Canada may soon have its own mission to the red planet SpaceRef has learned. An official announcement from Canadian Space Agency (CSA) President Dr. Marc Garneau for a feasibility study is expected soon.
Garneau became president of CSA nearly 2 1/2 years ago. Throughout that time he’s been pushing for an increase in the CSA’s budget so that Canada could have a greater role in space exploration, in particular, Garneau pushed for Mars exploration.
Even though the CSA has not received a budget increase, it now seems that the CSA is still prepared to lead a robotic mission to Mars in 2011 pending government approval. Dr. Alain Berinstain, Acting Director for the CSA’s Planetary Exploration and Space Astronomy Program says we should expect an announcement of opportunity to be released to the Canadian space exploration community for an initial feasibility study in May or June, for just such a mission.
The mission concepts that the CSA is interested in receiving include an orbiter, a single lander, or a network of small landers.
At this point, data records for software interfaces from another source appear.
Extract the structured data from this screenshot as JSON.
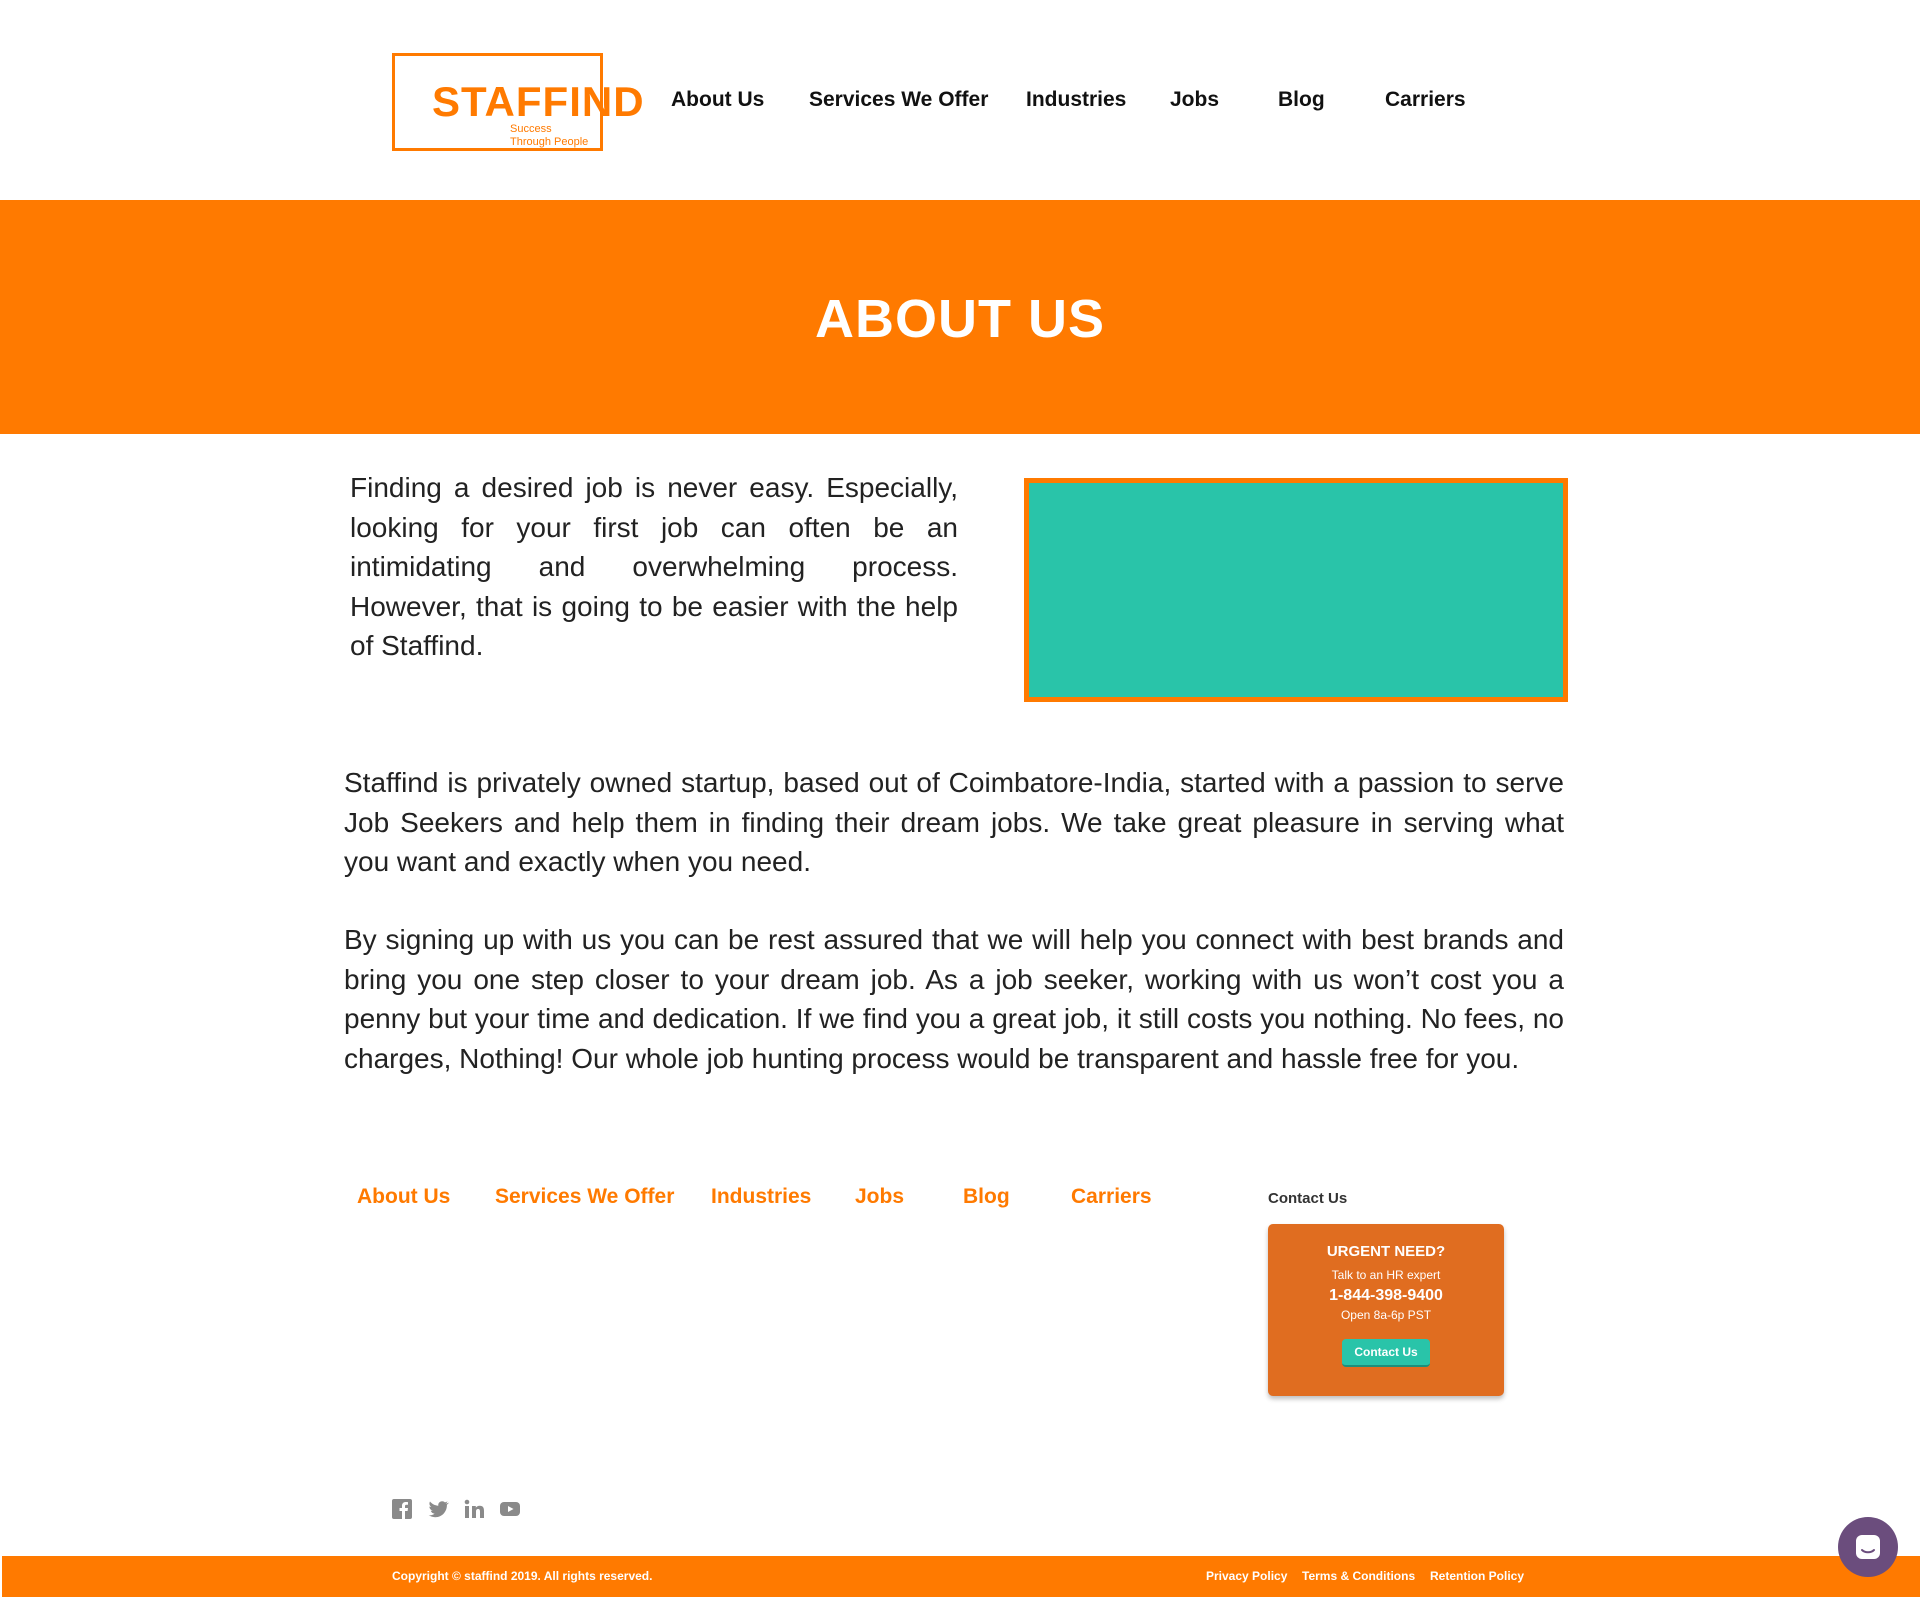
{
  "header": {
    "logo": {
      "word": "STAFFIND",
      "tagline_line1": "Success",
      "tagline_line2": "Through People"
    },
    "nav": [
      "About Us",
      "Services We Offer",
      "Industries",
      "Jobs",
      "Blog",
      "Carriers"
    ]
  },
  "hero": {
    "title": "ABOUT US"
  },
  "content": {
    "intro": "Finding a desired job is never easy. Especially, looking for your first job can often be an intimidating and overwhelming process. However, that is going to be easier with the help of Staffind.",
    "para1": "Staffind is privately owned startup, based out of Coimbatore-India, started with a passion to serve Job Seekers and help them in finding their dream jobs. We take great pleasure in serving what you want and exactly when you need.",
    "para2": "By signing up with us you can be rest assured that we will help you connect with best brands and bring you one step closer to your dream job. As a job seeker, working with us won’t cost you a penny but your time and dedication. If we find you a great job, it still costs you nothing. No fees, no charges, Nothing! Our whole job hunting process would be transparent and hassle free for you."
  },
  "footer": {
    "nav": [
      "About Us",
      "Services We Offer",
      "Industries",
      "Jobs",
      "Blog",
      "Carriers"
    ],
    "contact_label": "Contact Us",
    "urgent": {
      "title": "URGENT NEED?",
      "subtitle": "Talk to an HR expert",
      "phone": "1-844-398-9400",
      "hours": "Open 8a-6p PST",
      "button": "Contact Us"
    },
    "social_icons": [
      "facebook-icon",
      "twitter-icon",
      "linkedin-icon",
      "youtube-icon"
    ],
    "copyright": "Copyright © staffind 2019. All rights reserved.",
    "legal": [
      "Privacy Policy",
      "Terms & Conditions",
      "Retention Policy"
    ]
  },
  "colors": {
    "brand_orange": "#ff7a00",
    "teal": "#29c4a9",
    "urgent_bg": "#e06d20",
    "chat": "#6b4d7d"
  }
}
It is possible that the lander concepts could include the ability to travel on the Martian surface.
The CSA will then select among the submitted proposals up to four to fund at the $500k level. After the initial feasibility study is concluded, the CSA would then select and fund one of these concepts through a Phase A study. It should be noted that Berinstain told SpaceRef that the CSA has only received government approval at this time for the feasibility study. Further government approval would be needed for the Phase A study to proceed.
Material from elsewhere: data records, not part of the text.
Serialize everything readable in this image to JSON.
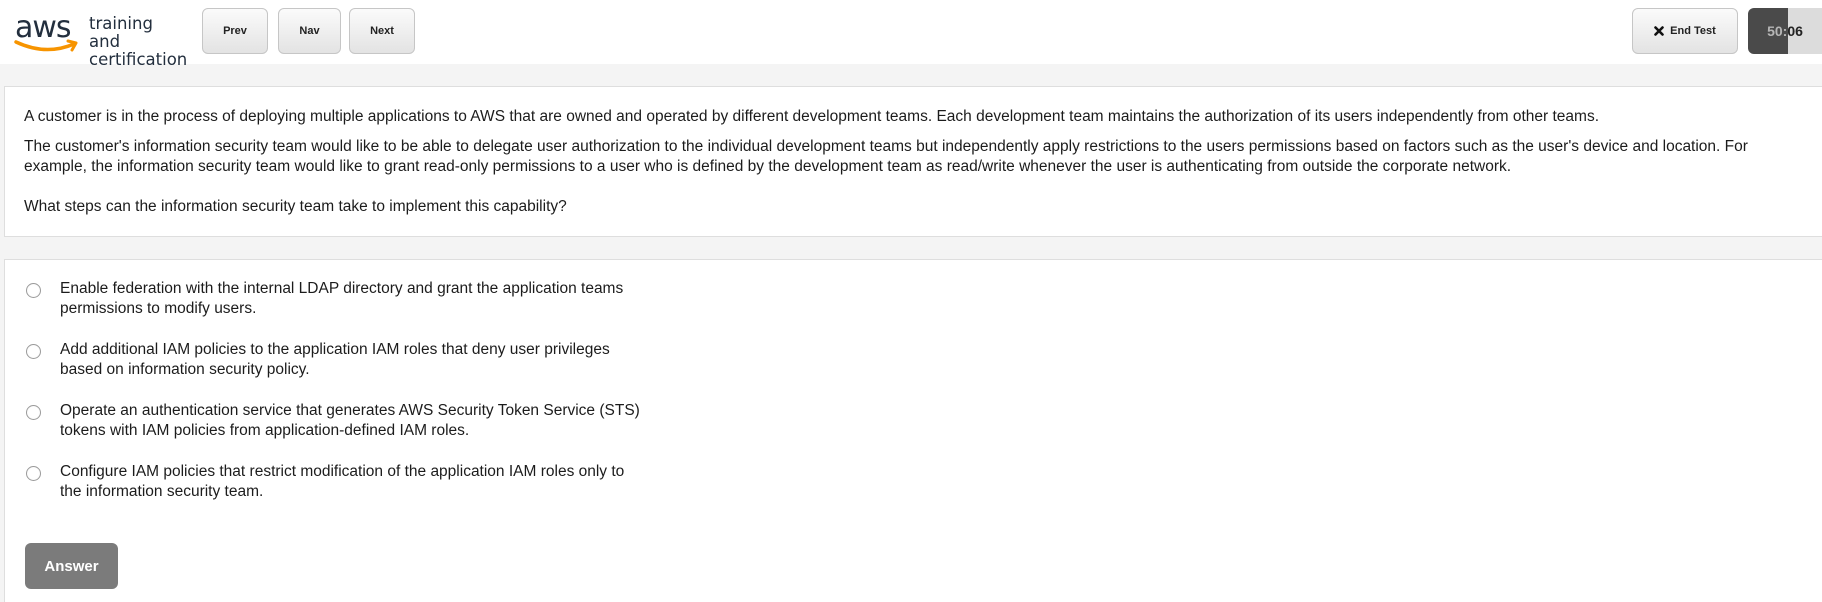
{
  "header": {
    "logo": {
      "wordmark": "aws",
      "text_line1": "training and",
      "text_line2": "certification",
      "smile_color": "#f79400",
      "wordmark_color": "#232f3e"
    },
    "nav": {
      "prev_label": "Prev",
      "nav_label": "Nav",
      "next_label": "Next"
    },
    "end_test": {
      "icon": "close-x-icon",
      "label": "End Test"
    },
    "timer": {
      "value": "50:06"
    }
  },
  "question": {
    "paragraphs": [
      "A customer is in the process of deploying multiple applications to AWS that are owned and operated by different development teams. Each development team maintains the authorization of its users independently from other teams.",
      "The customer's information security team would like to be able to delegate user authorization to the individual development teams but independently apply restrictions to the users permissions based on factors such as the user's device and location. For example, the information security team would like to grant read-only permissions to a user who is defined by the development team as read/write whenever the user is authenticating from outside the corporate network.",
      "What steps can the information security team take to implement this capability?"
    ]
  },
  "options": [
    {
      "label": "Enable federation with the internal LDAP directory and grant the application teams permissions to modify users.",
      "selected": false
    },
    {
      "label": "Add additional IAM policies to the application IAM roles that deny user privileges based on information security policy.",
      "selected": false
    },
    {
      "label": "Operate an authentication service that generates AWS Security Token Service (STS) tokens with IAM policies from application-defined IAM roles.",
      "selected": false
    },
    {
      "label": "Configure IAM policies that restrict modification of the application IAM roles only to the information security team.",
      "selected": false
    }
  ],
  "answer_button": {
    "label": "Answer"
  },
  "colors": {
    "answer_button_bg": "#7b7b7b",
    "timer_bg": "#4a4a4a",
    "page_bg": "#f4f4f4"
  }
}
Once the a concept is selected by the fall 2004, the initial feasibility study would be completed by the spring of 2005. If approval is given, the Phase A study could start by Summer of 2005. If the mission proceeds further, the winning team will have until 2011 to develop the mission. This launch date selection would allow the CSA to spread out the cost of the mission over five years, thus reducing the burden on its budget.
The total cost of the mission will not exceed $150 million with as much as $75 million directed to development of the science payload. Teams sending in proposals will be told to focus solely on the science platform with instrumentation.
Since the CSA does not have the capability to launch its own rocket it will have to partner with an outside entity. Berinstain told SpaceRef that the CSA has already been in contact with Russia. If Russia was selected as a partner it would be to provide complementary expertise that does not currently exist in Canada such as launch capability, cruise stage operations and entry, descent and landing operations expertise.
Aside from potential Russian participation in the launch and operations phases of the mission, other foreign agencies will be welcome to participate in the mission. Up to one third of the science payload could be contributed by foreign participants.
In terms of scale and scope, the Canadian Mars mission would be somewhere between a Beagle-2 and NASA Scout class mission. For lack of an existing mission class definition, perhaps we should call it a “Canadian MicroScout mission”.
It’s no secret that the CSA has been trying to develop a niche for Canadian space exploration technology for some years now. In particular, the last two CSA-sponsored Canadian Space Exploration Workshops have focused on Mars and what technology Canada could develop a niche in for a Canadian lead mission in 2011 or 2013.
Areas that seem to have gained some popularity within the Canadian space exploration community include drilling technology, light detection and ranging (LIDAR) for precise landings, and advanced surface communication technology.
This is not the first time Canada has been involved in a mission to Mars. However it would be the first mission led by the CSA. Canada had an instrument on the Japanese orbiter Nozomi. Nozomi was recently declared a failed mission when it did not achieve orbit around Mars in January 2004.
Canada is also a participant in the NASA Phoenix Scout stationary lander mission scheduled for 2007. The Canadian team will focus on studies of the Martian atmosphere using laser radar (LIDAR) technology.
Canada was to have participated in the ambitious 2009 NASA Mars Science Laboratory (MSL). MSL will be a nuclear powered rover that will traverse the Martian surface for up to a year. However Canada was forced to decline the invitation from NASA because of lack of funding.
The recent announcement by President Bush that the U.S. is charting a new course in space exploration could be the reason why Dr. Garneau and the CSA are now aggressively moving towards a Canadian lead mission. As part of this move forward the CSA is planning another Mars focused Canadian Space Exploration Workshop for the fall.
Given this upcoming announcement, it would seem that Canada does not want to be left behind, and to make certain that it is not, it will soon have a Mars mission it can call its own.